→ **Data**
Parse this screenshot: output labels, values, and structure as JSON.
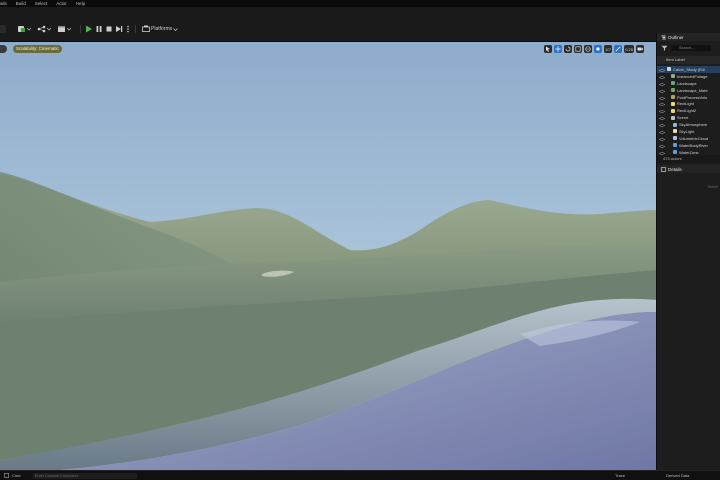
{
  "menu": [
    "ails",
    "Build",
    "Select",
    "Actor",
    "Help"
  ],
  "toolbar": {
    "platforms_label": "Platforms"
  },
  "viewport": {
    "scalability_badge": "Scalability: Cinematic",
    "tools": [
      "",
      "",
      "",
      "",
      "",
      "",
      "10°",
      "",
      "0.25",
      ""
    ]
  },
  "outliner": {
    "tab_label": "Outliner",
    "search_placeholder": "Search...",
    "column_header": "Item Label",
    "items": [
      {
        "label": "Calvin_Study (Edi",
        "selected": true
      },
      {
        "label": "InstancedFoliage"
      },
      {
        "label": "Landscape"
      },
      {
        "label": "Landscape_Mate"
      },
      {
        "label": "PostProcessVolu"
      },
      {
        "label": "RectLight"
      },
      {
        "label": "RectLight2"
      },
      {
        "label": "Scene"
      },
      {
        "label": "SkyAtmosphere"
      },
      {
        "label": "SkyLight"
      },
      {
        "label": "VolumetricCloud"
      },
      {
        "label": "WaterBodyRiver"
      },
      {
        "label": "WaterZone"
      }
    ],
    "actor_count": "473 actors"
  },
  "details": {
    "tab_label": "Details",
    "empty_text": "Select"
  },
  "statusbar": {
    "cmd_label": "Cmd",
    "console_placeholder": "Enter Console Command",
    "trace_label": "Trace",
    "derived_data_label": "Derived Data"
  }
}
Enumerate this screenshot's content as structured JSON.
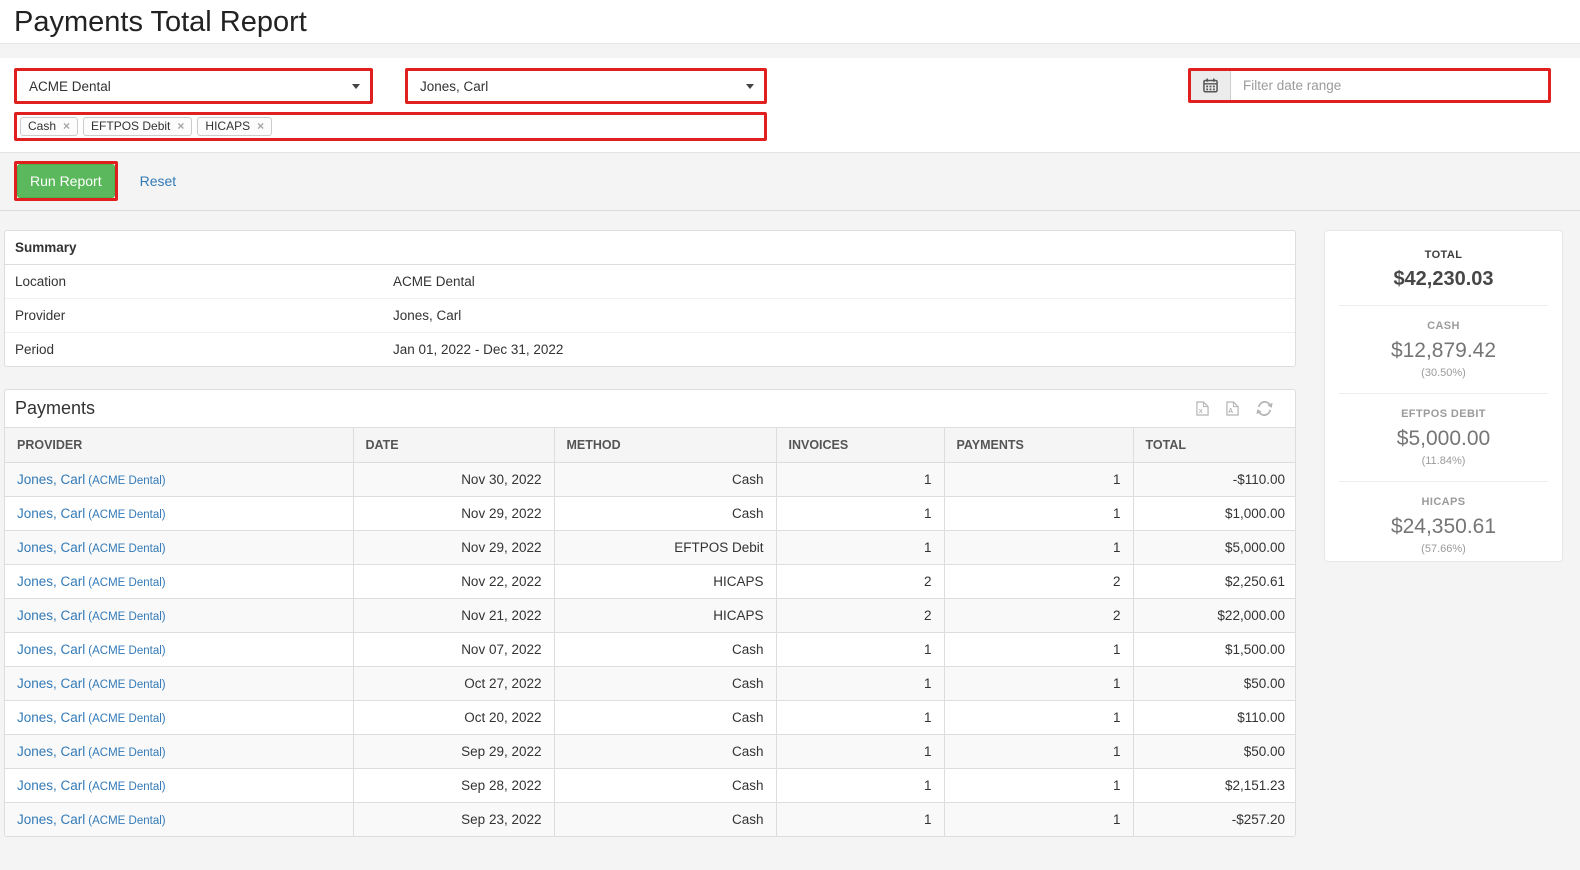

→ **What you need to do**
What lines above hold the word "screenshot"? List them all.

→ **Output**
Parse this screenshot: output labels, values, and structure as JSON.
Enumerate this screenshot's content as structured JSON.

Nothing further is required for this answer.